PROMPT:
Every record should be written out exactly, with the pictures left out.

MATERIAL FOR THE TASK:

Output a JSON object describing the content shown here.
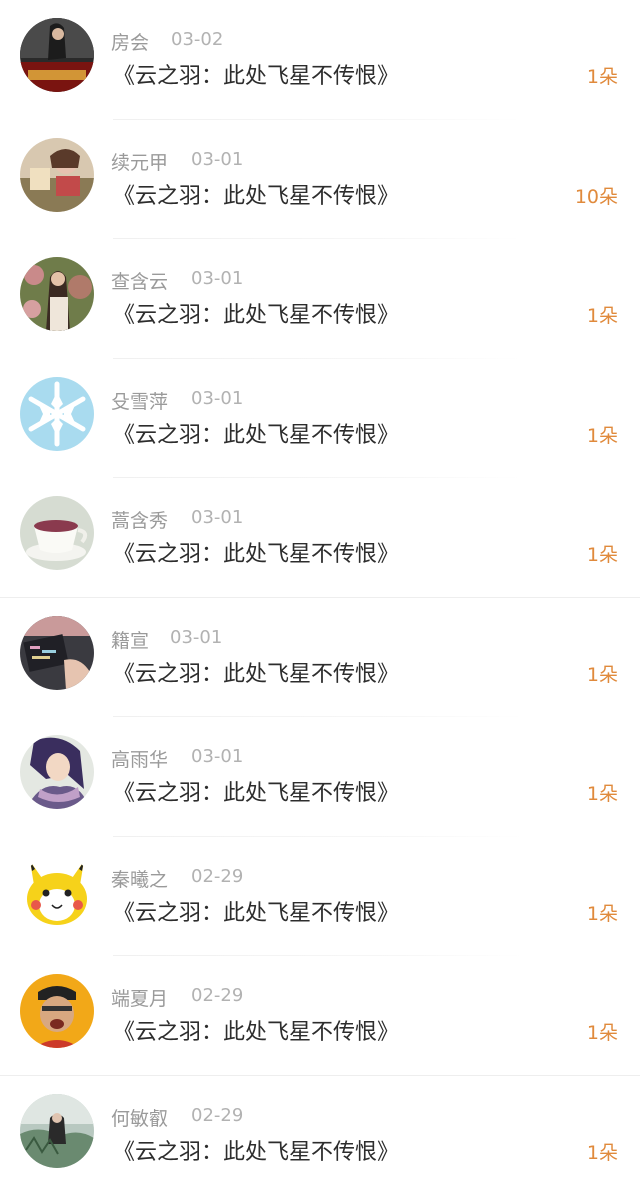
{
  "gift_list": [
    {
      "user": "房会",
      "date": "03-02",
      "work": "《云之羽：此处飞星不传恨》",
      "count": "1朵",
      "avatar": "photo-avatar-icon"
    },
    {
      "user": "续元甲",
      "date": "03-01",
      "work": "《云之羽：此处飞星不传恨》",
      "count": "10朵",
      "avatar": "photo-avatar-icon"
    },
    {
      "user": "查含云",
      "date": "03-01",
      "work": "《云之羽：此处飞星不传恨》",
      "count": "1朵",
      "avatar": "photo-avatar-icon"
    },
    {
      "user": "殳雪萍",
      "date": "03-01",
      "work": "《云之羽：此处飞星不传恨》",
      "count": "1朵",
      "avatar": "snowflake-avatar-icon"
    },
    {
      "user": "蒿含秀",
      "date": "03-01",
      "work": "《云之羽：此处飞星不传恨》",
      "count": "1朵",
      "avatar": "teacup-avatar-icon"
    },
    {
      "user": "籍宣",
      "date": "03-01",
      "work": "《云之羽：此处飞星不传恨》",
      "count": "1朵",
      "avatar": "photo-avatar-icon"
    },
    {
      "user": "高雨华",
      "date": "03-01",
      "work": "《云之羽：此处飞星不传恨》",
      "count": "1朵",
      "avatar": "anime-character-avatar-icon"
    },
    {
      "user": "秦曦之",
      "date": "02-29",
      "work": "《云之羽：此处飞星不传恨》",
      "count": "1朵",
      "avatar": "pikachu-avatar-icon"
    },
    {
      "user": "端夏月",
      "date": "02-29",
      "work": "《云之羽：此处飞星不传恨》",
      "count": "1朵",
      "avatar": "photo-avatar-icon"
    },
    {
      "user": "何敏叡",
      "date": "02-29",
      "work": "《云之羽：此处飞星不传恨》",
      "count": "1朵",
      "avatar": "photo-avatar-icon"
    }
  ],
  "colors": {
    "count": "#e08a3c",
    "name": "#9a9a9a",
    "date": "#b2b2b2",
    "title": "#2d2d2d"
  }
}
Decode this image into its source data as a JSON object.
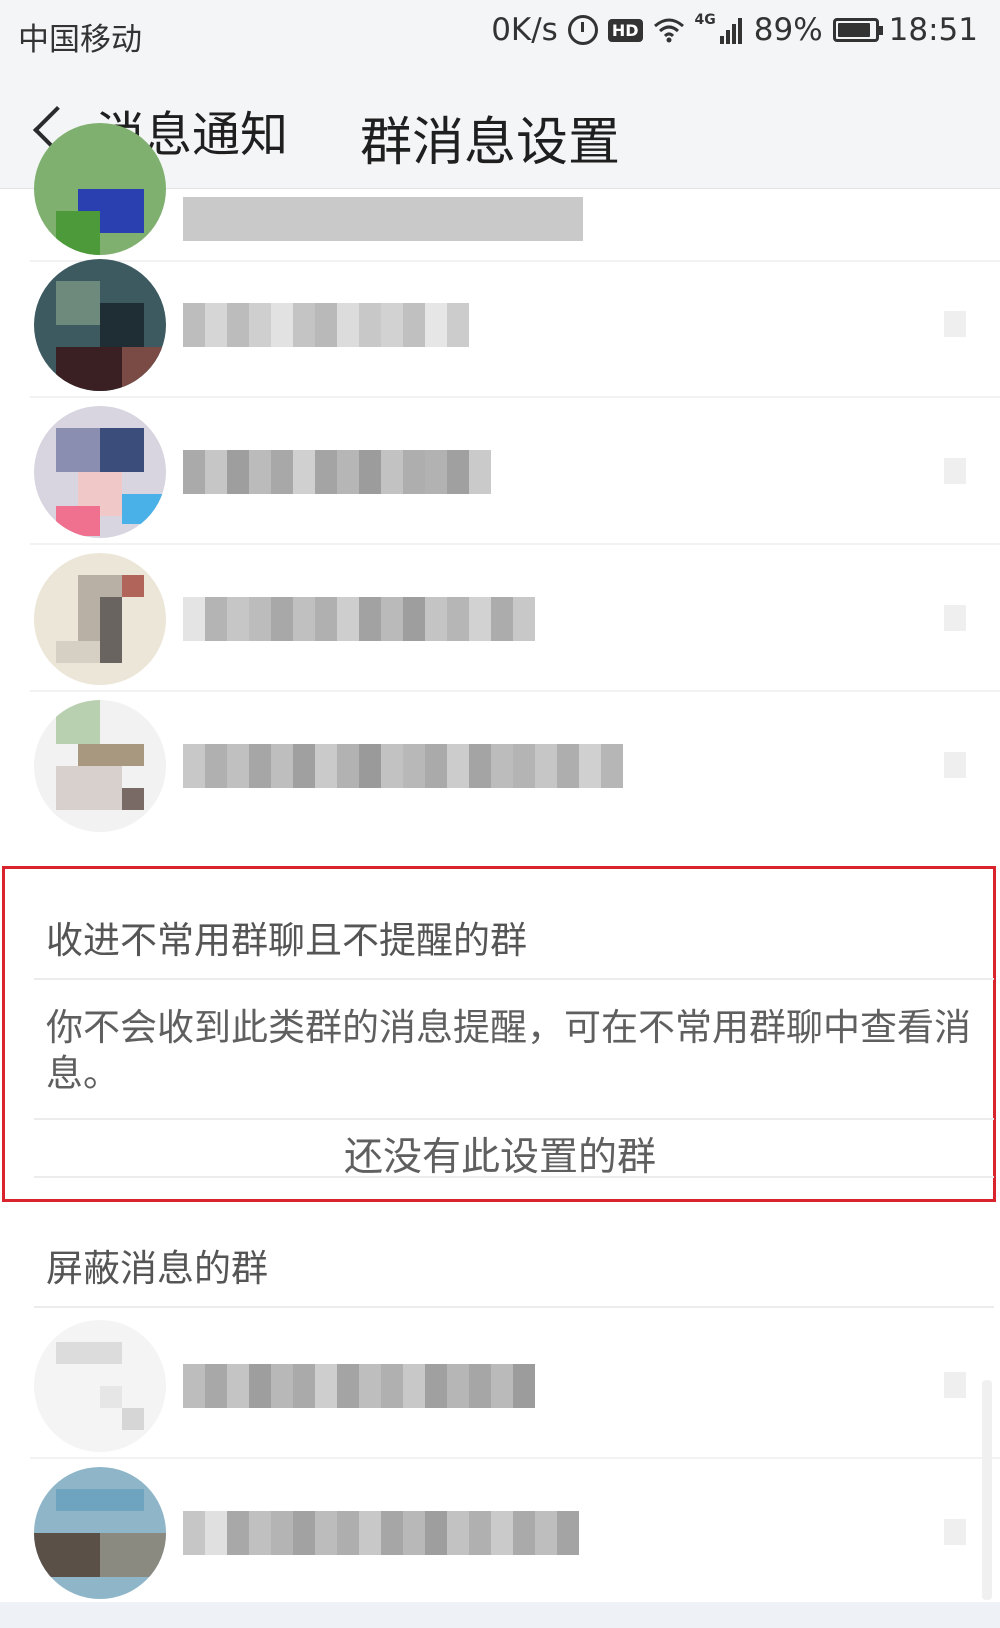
{
  "status_bar": {
    "carrier": "中国移动",
    "speed": "0K/s",
    "network": "4G",
    "battery": "89%",
    "battery_level": 0.89,
    "time": "18:51"
  },
  "title_bar": {
    "back_label": "消息通知",
    "title": "群消息设置"
  },
  "sections": {
    "unused_groups": {
      "header": "收进不常用群聊且不提醒的群",
      "description": "你不会收到此类群的消息提醒，可在不常用群聊中查看消息。",
      "empty_note": "还没有此设置的群"
    },
    "muted_groups": {
      "header": "屏蔽消息的群"
    }
  },
  "colors": {
    "highlight_border": "#d9232d",
    "status_bg": "#f4f5f7",
    "text_primary": "#1f1f1f",
    "text_secondary": "#5f5f5f"
  }
}
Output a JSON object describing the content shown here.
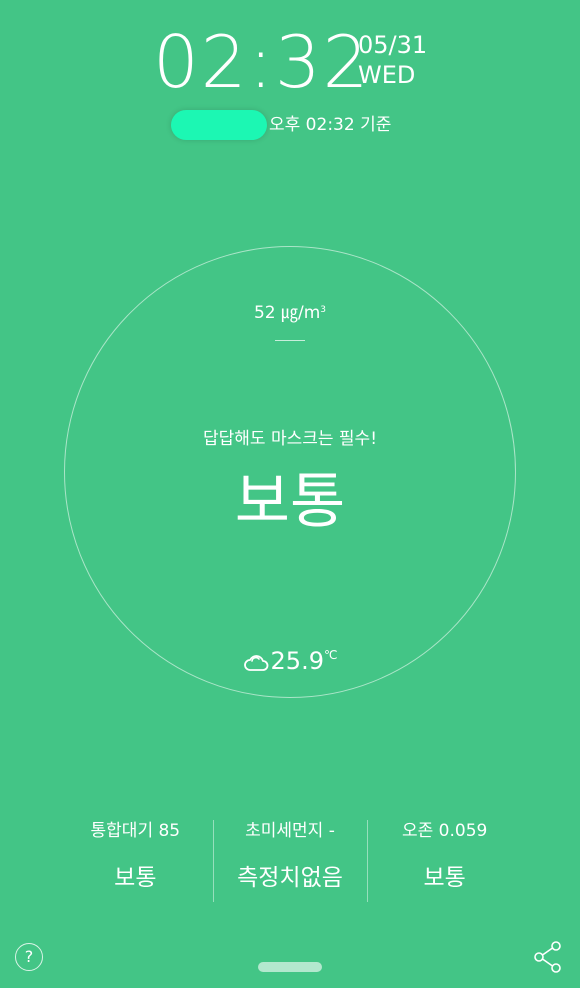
{
  "clock": {
    "time": "02:32",
    "date": "05/31",
    "weekday": "WED"
  },
  "location": {
    "updated": "오후 02:32 기준",
    "pill_color": "#1cf7b3"
  },
  "pm": {
    "value": "52 ㎍/m",
    "unit_sup": "3"
  },
  "tip": "답답해도 마스크는 필수!",
  "status": "보통",
  "weather": {
    "icon": "cloud-icon",
    "temp": "25.9",
    "unit": "℃"
  },
  "stats": [
    {
      "label": "통합대기 85",
      "value": "보통"
    },
    {
      "label": "초미세먼지 -",
      "value": "측정치없음"
    },
    {
      "label": "오존 0.059",
      "value": "보통"
    }
  ],
  "help": {
    "label": "?"
  },
  "colors": {
    "background": "#43c586",
    "text": "#ffffff"
  }
}
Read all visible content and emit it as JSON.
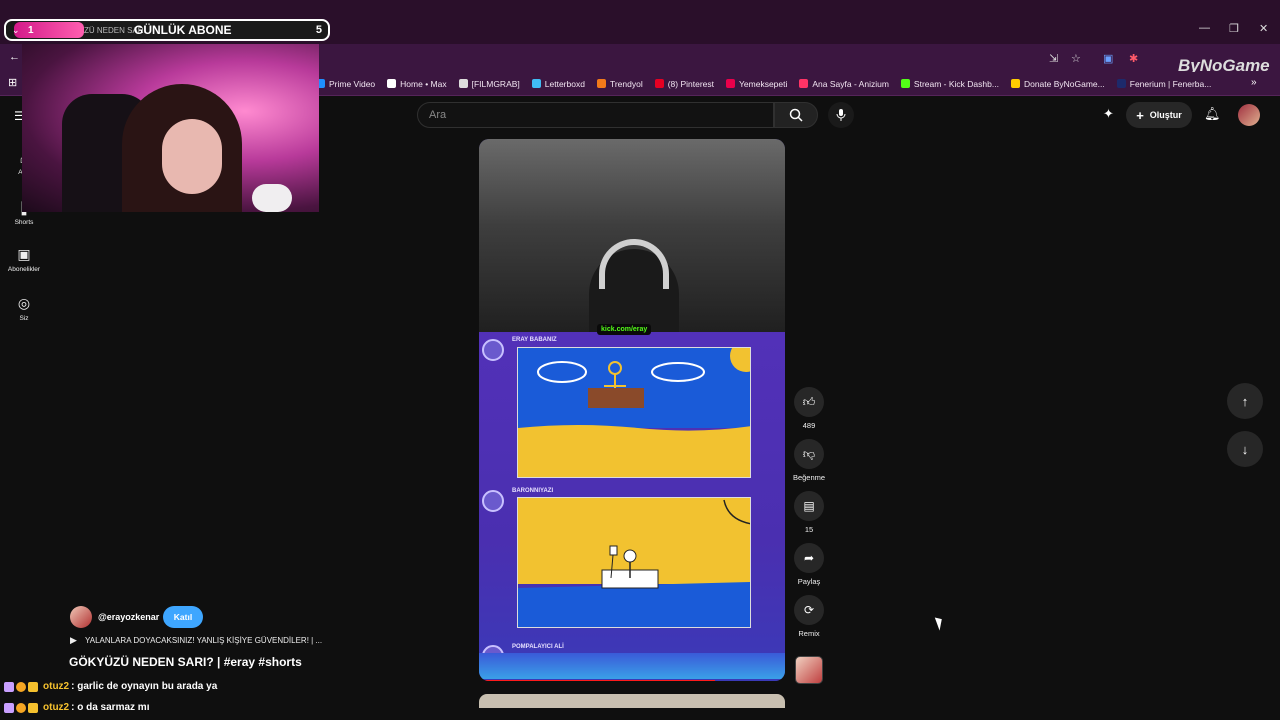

RESULT FOR THIS EXERCISE:
Output a JSON object describing the content shown here.
{
  "gift_list": [
    {
      "user": "房会",
      "date": "03-02",
      "work": "《云之羽：此处飞星不传恨》",
      "count": "1朵",
      "avatar": "photo-avatar-icon"
    },
    {
      "user": "续元甲",
      "date": "03-01",
      "work": "《云之羽：此处飞星不传恨》",
      "count": "10朵",
      "avatar": "photo-avatar-icon"
    },
    {
      "user": "查含云",
      "date": "03-01",
      "work": "《云之羽：此处飞星不传恨》",
      "count": "1朵",
      "avatar": "photo-avatar-icon"
    },
    {
      "user": "殳雪萍",
      "date": "03-01",
      "work": "《云之羽：此处飞星不传恨》",
      "count": "1朵",
      "avatar": "snowflake-avatar-icon"
    },
    {
      "user": "蒿含秀",
      "date": "03-01",
      "work": "《云之羽：此处飞星不传恨》",
      "count": "1朵",
      "avatar": "teacup-avatar-icon"
    },
    {
      "user": "籍宣",
      "date": "03-01",
      "work": "《云之羽：此处飞星不传恨》",
      "count": "1朵",
      "avatar": "photo-avatar-icon"
    },
    {
      "user": "高雨华",
      "date": "03-01",
      "work": "《云之羽：此处飞星不传恨》",
      "count": "1朵",
      "avatar": "anime-character-avatar-icon"
    },
    {
      "user": "秦曦之",
      "date": "02-29",
      "work": "《云之羽：此处飞星不传恨》",
      "count": "1朵",
      "avatar": "pikachu-avatar-icon"
    },
    {
      "user": "端夏月",
      "date": "02-29",
      "work": "《云之羽：此处飞星不传恨》",
      "count": "1朵",
      "avatar": "photo-avatar-icon"
    },
    {
      "user": "何敏叡",
      "date": "02-29",
      "work": "《云之羽：此处飞星不传恨》",
      "count": "1朵",
      "avatar": "photo-avatar-icon"
    }
  ],
  "colors": {
    "count": "#e08a3c",
    "name": "#9a9a9a",
    "date": "#b2b2b2",
    "title": "#2d2d2d"
  }
}
Decode this image into its source data as a JSON object.
{
  "status_bar": {
    "carrier": "中国移动",
    "speed": "0K/s",
    "network": "4G",
    "battery": "89%",
    "battery_level": 0.89,
    "time": "18:51"
  },
  "title_bar": {
    "back_label": "消息通知",
    "title": "群消息设置"
  },
  "sections": {
    "unused_groups": {
      "header": "收进不常用群聊且不提醒的群",
      "description": "你不会收到此类群的消息提醒，可在不常用群聊中查看消息。",
      "empty_note": "还没有此设置的群"
    },
    "muted_groups": {
      "header": "屏蔽消息的群"
    }
  },
  "colors": {
    "highlight_border": "#d9232d",
    "status_bg": "#f4f5f7",
    "text_primary": "#1f1f1f",
    "text_secondary": "#5f5f5f"
  }
}
Output a JSON object describing the content shown here.
{
  "clock": {
    "time": "02:32",
    "date": "05/31",
    "weekday": "WED"
  },
  "location": {
    "updated": "오후 02:32 기준",
    "pill_color": "#1cf7b3"
  },
  "pm": {
    "value": "52 ㎍/m",
    "unit_sup": "3"
  },
  "tip": "답답해도 마스크는 필수!",
  "status": "보통",
  "weather": {
    "icon": "cloud-icon",
    "temp": "25.9",
    "unit": "℃"
  },
  "stats": [
    {
      "label": "통합대기 85",
      "value": "보통"
    },
    {
      "label": "초미세먼지 -",
      "value": "측정치없음"
    },
    {
      "label": "오존 0.059",
      "value": "보통"
    }
  ],
  "help": {
    "label": "?"
  },
  "colors": {
    "background": "#43c586",
    "text": "#ffffff"
  }
}
Read all visible content and emit it as JSON.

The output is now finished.